### WORK TO BE COMPLETED
Only a number is expected: how many lines in the data below contain the word "상호찾기".

### DATASET ENTRIES
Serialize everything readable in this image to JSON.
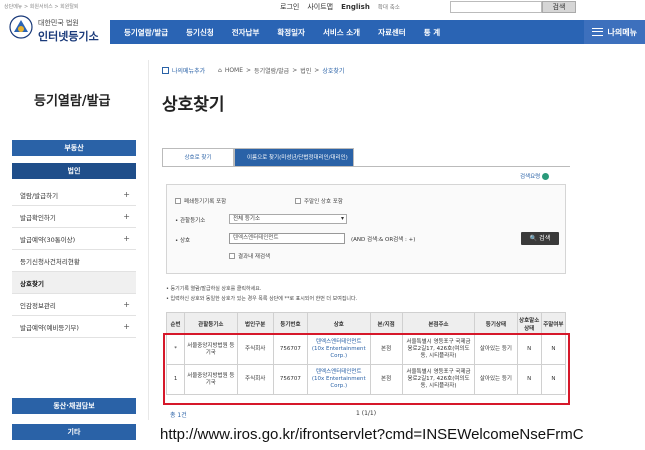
{
  "top_breadcrumb": "상단메뉴 > 회원서비스 > 회원탈퇴",
  "logo": {
    "sub": "대한민국 법원",
    "main": "인터넷등기소"
  },
  "util": {
    "login": "로그인",
    "sitemap": "사이트맵",
    "english": "English",
    "font_size": "확대 축소",
    "search_btn": "검색"
  },
  "nav": {
    "items": [
      "등기열람/발급",
      "등기신청",
      "전자납부",
      "확정일자",
      "서비스 소개",
      "자료센터",
      "통 계"
    ],
    "my_menu": "나의메뉴"
  },
  "sidebar": {
    "title": "등기열람/발급",
    "btn_realestate": "부동산",
    "btn_corp": "법인",
    "items": [
      {
        "label": "열람/발급하기",
        "plus": "+"
      },
      {
        "label": "발급확인하기",
        "plus": "+"
      },
      {
        "label": "발급예약(30통이상)",
        "plus": "+"
      },
      {
        "label": "등기신청사건처리현황",
        "plus": ""
      },
      {
        "label": "상호찾기",
        "plus": ""
      },
      {
        "label": "인감정보관리",
        "plus": "+"
      },
      {
        "label": "발급예약(예비등기부)",
        "plus": "+"
      }
    ],
    "btn_movable": "동산·채권담보",
    "btn_etc": "기타"
  },
  "content": {
    "favorite": "나의메뉴추가",
    "crumbs": [
      "HOME",
      ">",
      "등기열람/발급",
      ">",
      "법인",
      ">"
    ],
    "crumb_current": "상호찾기",
    "title": "상호찾기",
    "tab_active": "상호로 찾기",
    "tab_inactive": "이름으로 찾기(미성년/단법정대리인/대리인)",
    "hint": "검색요령",
    "form": {
      "chk_closed": "폐쇄등기기록 포함",
      "chk_main_only": "주말인 상호 포함",
      "label_office": "관할등기소",
      "office_value": "전체 등기소",
      "label_name": "상호",
      "name_value": "텐엑스엔터테인먼트",
      "and_or": "(AND 검색:& OR검색 : +)",
      "chk_within": "결과내 재검색",
      "search_btn": "검색"
    },
    "notes": [
      "• 등기기록 열람/발급하실 상호를 클릭하세요.",
      "• 입력하신 상호와 동일한 상호가 있는 경우 목록 상단에 **로 표시되어 한번 더 보여집니다."
    ]
  },
  "table": {
    "headers": [
      "순번",
      "관할등기소",
      "법인구분",
      "등기번호",
      "상호",
      "본/지점",
      "본점주소",
      "등기상태",
      "상호말소상태",
      "주말여부"
    ],
    "rows": [
      {
        "no": "*",
        "office": "서울중앙지방법원 등기국",
        "type": "주식회사",
        "reg_no": "756707",
        "name": "텐엑스엔터테인먼트(10x Entertainment Corp.)",
        "branch": "본점",
        "address": "서울특별시 영등포구 국제금융로2길17, 426호(여의도동, 시티플라자)",
        "status": "살아있는 등기",
        "cancel": "N",
        "main": "N"
      },
      {
        "no": "1",
        "office": "서울중앙지방법원 등기국",
        "type": "주식회사",
        "reg_no": "756707",
        "name": "텐엑스엔터테인먼트(10x Entertainment Corp.)",
        "branch": "본점",
        "address": "서울특별시 영등포구 국제금융로2길17, 426호(여의도동, 시티플라자)",
        "status": "살아있는 등기",
        "cancel": "N",
        "main": "N"
      }
    ],
    "total": "총 1건",
    "page": "1    (1/1)"
  },
  "url_caption": "http://www.iros.go.kr/ifrontservlet?cmd=INSEWelcomeNseFrmC",
  "colors": {
    "nav_blue": "#2a64b4",
    "sidebar_blue": "#2a62a7",
    "highlight_red": "#d6182a"
  }
}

### TASK ANSWER
3